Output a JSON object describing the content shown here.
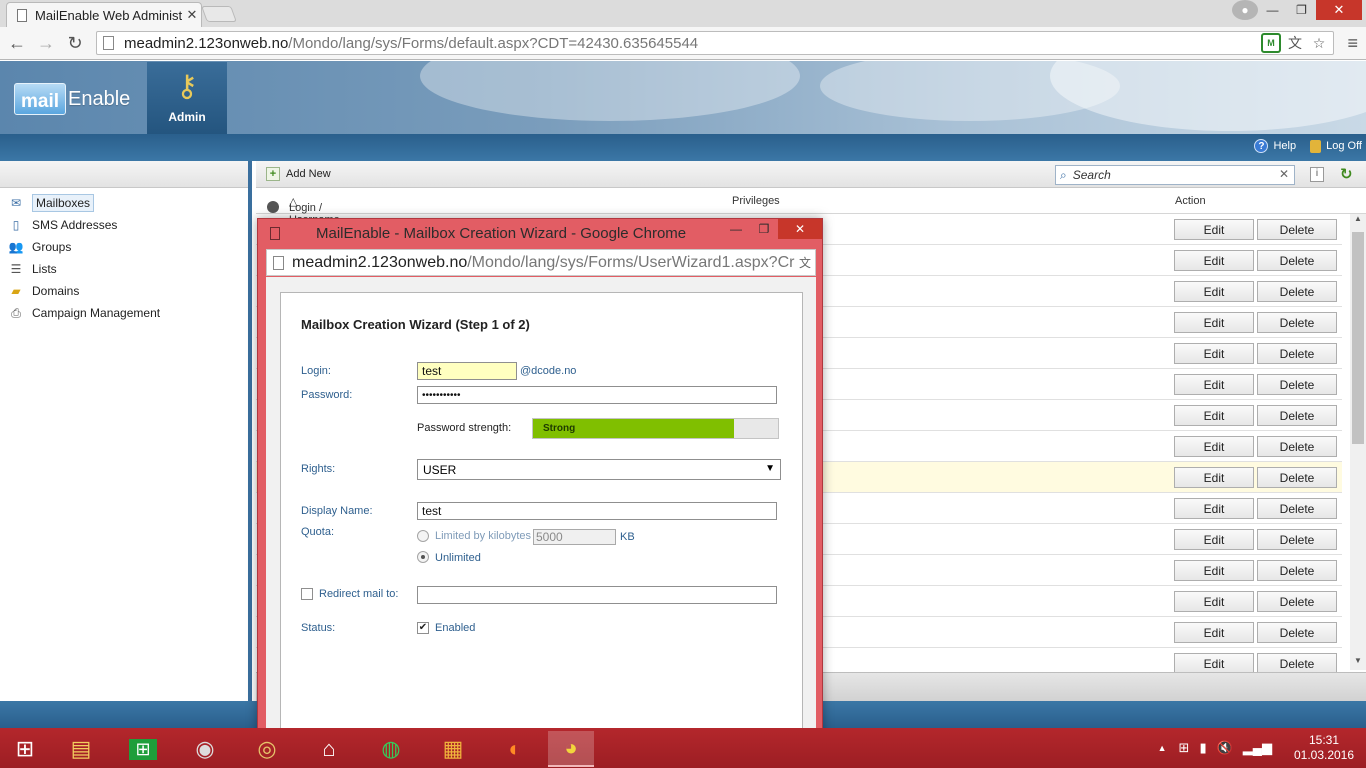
{
  "browser": {
    "tab_title": "MailEnable Web Administr",
    "url_host": "meadmin2.123onweb.no",
    "url_path": "/Mondo/lang/sys/Forms/default.aspx?CDT=42430.635645544"
  },
  "header": {
    "logo_mail": "mail",
    "logo_enable": "Enable",
    "admin_tab": "Admin",
    "help_link": "Help",
    "logoff_link": "Log Off"
  },
  "sidebar": {
    "items": [
      {
        "label": "Mailboxes"
      },
      {
        "label": "SMS Addresses"
      },
      {
        "label": "Groups"
      },
      {
        "label": "Lists"
      },
      {
        "label": "Domains"
      },
      {
        "label": "Campaign Management"
      }
    ]
  },
  "main": {
    "add_new": "Add New",
    "search_placeholder": "Search",
    "columns": {
      "login": "Login / Username",
      "privileges": "Privileges",
      "action": "Action"
    },
    "edit_label": "Edit",
    "delete_label": "Delete",
    "row_count": 15
  },
  "popup": {
    "window_title": "MailEnable - Mailbox Creation Wizard - Google Chrome",
    "url_host": "meadmin2.123onweb.no",
    "url_path": "/Mondo/lang/sys/Forms/UserWizard1.aspx?Cr",
    "form": {
      "title": "Mailbox Creation Wizard (Step 1 of 2)",
      "login_label": "Login:",
      "login_value": "test",
      "domain_suffix": "@dcode.no",
      "password_label": "Password:",
      "password_value": "•••••••••••",
      "strength_label": "Password strength:",
      "strength_text": "Strong",
      "strength_level_pct": 82,
      "rights_label": "Rights:",
      "rights_value": "USER",
      "display_name_label": "Display Name:",
      "display_name_value": "test",
      "quota_label": "Quota:",
      "quota_limited_label": "Limited by kilobytes",
      "quota_value": "5000",
      "quota_unit": "KB",
      "quota_unlimited_label": "Unlimited",
      "redirect_label": "Redirect mail to:",
      "redirect_value": "",
      "status_label": "Status:",
      "status_enabled_label": "Enabled"
    }
  },
  "taskbar": {
    "time": "15:31",
    "date": "01.03.2016"
  }
}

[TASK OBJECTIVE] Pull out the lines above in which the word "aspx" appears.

[TASK RESULT]
    "url_path": "/Mondo/lang/sys/Forms/default.aspx?CDT=42430.635645544"
    "url_path": "/Mondo/lang/sys/Forms/UserWizard1.aspx?Cr",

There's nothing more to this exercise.